Each line of the data below that carries the word "title" needs to be copied.

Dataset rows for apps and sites

+ + + +

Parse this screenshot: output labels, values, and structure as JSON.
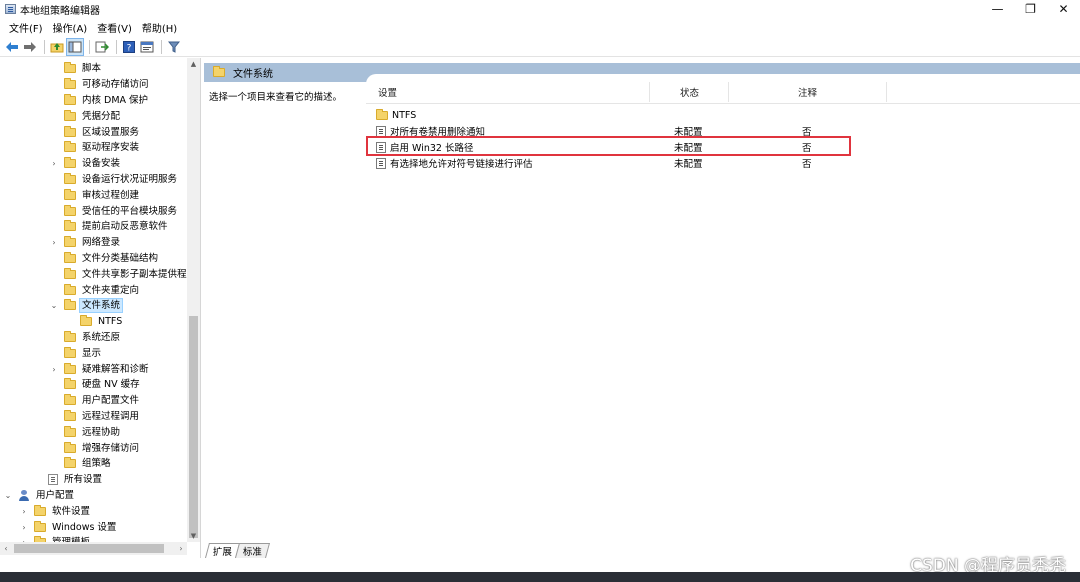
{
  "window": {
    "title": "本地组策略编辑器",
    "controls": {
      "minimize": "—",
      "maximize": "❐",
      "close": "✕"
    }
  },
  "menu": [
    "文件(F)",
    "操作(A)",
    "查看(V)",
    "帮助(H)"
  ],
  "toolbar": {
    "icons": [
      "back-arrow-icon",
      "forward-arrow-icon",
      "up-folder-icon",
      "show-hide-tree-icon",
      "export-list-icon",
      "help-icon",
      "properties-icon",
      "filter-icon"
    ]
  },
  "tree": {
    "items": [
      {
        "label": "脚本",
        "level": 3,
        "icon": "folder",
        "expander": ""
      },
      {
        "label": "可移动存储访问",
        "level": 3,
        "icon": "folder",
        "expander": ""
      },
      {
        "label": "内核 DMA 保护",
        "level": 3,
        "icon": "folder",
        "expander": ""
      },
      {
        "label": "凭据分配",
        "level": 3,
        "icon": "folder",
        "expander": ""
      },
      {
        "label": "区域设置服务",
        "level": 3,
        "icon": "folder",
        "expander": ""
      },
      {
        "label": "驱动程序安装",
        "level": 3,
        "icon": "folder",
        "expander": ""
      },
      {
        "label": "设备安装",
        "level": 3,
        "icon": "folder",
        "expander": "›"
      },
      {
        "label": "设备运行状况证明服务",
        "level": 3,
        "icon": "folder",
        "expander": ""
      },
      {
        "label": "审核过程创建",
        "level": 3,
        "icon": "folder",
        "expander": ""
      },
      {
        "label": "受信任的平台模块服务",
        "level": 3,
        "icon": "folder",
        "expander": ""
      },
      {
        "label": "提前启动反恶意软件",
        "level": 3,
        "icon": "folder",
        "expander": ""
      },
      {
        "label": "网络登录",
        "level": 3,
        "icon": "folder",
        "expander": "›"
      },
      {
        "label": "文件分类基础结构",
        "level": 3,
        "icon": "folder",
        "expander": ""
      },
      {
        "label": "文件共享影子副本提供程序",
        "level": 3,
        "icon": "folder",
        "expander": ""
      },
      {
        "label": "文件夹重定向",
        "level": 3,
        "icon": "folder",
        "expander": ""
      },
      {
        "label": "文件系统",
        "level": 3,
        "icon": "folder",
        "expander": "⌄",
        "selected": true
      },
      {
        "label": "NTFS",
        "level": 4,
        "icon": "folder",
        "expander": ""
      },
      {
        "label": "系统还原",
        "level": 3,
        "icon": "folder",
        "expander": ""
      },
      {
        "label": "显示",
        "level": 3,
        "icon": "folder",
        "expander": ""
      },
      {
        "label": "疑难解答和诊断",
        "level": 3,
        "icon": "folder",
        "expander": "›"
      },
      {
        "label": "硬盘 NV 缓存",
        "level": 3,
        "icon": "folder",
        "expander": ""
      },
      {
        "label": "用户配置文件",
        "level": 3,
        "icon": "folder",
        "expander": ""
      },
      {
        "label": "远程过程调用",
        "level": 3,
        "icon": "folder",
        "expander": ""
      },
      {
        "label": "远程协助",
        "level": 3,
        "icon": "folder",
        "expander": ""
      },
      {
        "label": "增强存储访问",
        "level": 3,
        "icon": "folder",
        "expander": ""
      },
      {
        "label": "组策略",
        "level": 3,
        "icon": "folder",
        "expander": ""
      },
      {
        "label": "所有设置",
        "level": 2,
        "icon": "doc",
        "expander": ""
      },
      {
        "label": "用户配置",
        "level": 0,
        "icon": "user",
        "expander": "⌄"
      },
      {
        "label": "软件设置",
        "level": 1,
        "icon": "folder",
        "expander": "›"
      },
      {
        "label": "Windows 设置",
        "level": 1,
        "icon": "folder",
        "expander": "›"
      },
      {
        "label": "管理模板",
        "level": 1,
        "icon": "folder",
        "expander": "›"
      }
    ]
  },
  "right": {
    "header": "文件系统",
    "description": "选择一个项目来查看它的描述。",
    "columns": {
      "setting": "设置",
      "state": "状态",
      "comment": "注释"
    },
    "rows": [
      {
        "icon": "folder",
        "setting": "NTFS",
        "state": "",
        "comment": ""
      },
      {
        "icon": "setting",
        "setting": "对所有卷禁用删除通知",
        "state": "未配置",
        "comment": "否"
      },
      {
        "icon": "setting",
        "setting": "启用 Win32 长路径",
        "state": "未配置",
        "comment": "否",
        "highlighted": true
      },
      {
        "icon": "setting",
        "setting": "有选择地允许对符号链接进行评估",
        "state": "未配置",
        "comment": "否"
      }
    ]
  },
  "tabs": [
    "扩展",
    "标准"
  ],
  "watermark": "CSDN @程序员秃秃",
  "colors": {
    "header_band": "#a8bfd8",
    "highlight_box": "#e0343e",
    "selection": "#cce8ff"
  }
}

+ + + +

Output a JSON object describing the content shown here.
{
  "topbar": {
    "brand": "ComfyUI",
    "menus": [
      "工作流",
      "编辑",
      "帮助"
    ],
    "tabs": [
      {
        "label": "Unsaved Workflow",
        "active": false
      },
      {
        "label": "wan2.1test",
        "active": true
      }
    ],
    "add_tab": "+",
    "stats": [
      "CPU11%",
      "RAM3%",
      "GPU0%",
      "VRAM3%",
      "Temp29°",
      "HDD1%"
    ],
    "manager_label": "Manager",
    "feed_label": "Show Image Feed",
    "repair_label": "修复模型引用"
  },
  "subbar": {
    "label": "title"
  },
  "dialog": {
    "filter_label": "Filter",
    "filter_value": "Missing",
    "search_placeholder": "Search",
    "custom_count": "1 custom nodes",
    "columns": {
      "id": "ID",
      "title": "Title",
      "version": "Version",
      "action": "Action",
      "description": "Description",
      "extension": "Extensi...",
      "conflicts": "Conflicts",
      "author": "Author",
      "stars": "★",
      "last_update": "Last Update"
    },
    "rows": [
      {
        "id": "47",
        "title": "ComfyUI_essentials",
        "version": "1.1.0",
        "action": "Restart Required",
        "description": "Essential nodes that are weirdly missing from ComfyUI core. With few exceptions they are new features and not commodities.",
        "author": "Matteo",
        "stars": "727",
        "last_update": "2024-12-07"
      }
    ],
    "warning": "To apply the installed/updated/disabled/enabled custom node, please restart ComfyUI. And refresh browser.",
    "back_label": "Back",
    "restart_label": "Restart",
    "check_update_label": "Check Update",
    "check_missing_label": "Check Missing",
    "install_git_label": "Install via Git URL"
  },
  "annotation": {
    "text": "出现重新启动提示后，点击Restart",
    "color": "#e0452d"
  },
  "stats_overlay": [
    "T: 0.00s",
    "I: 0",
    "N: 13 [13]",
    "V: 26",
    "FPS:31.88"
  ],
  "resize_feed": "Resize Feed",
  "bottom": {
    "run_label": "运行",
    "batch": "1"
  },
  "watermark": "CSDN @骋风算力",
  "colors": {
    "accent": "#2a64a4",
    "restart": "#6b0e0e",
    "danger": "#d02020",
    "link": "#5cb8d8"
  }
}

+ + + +

**Problem solution:**
    "title": "本地组策略编辑器",
    "label": "title"
      "title": "Title",
        "title": "ComfyUI_essentials",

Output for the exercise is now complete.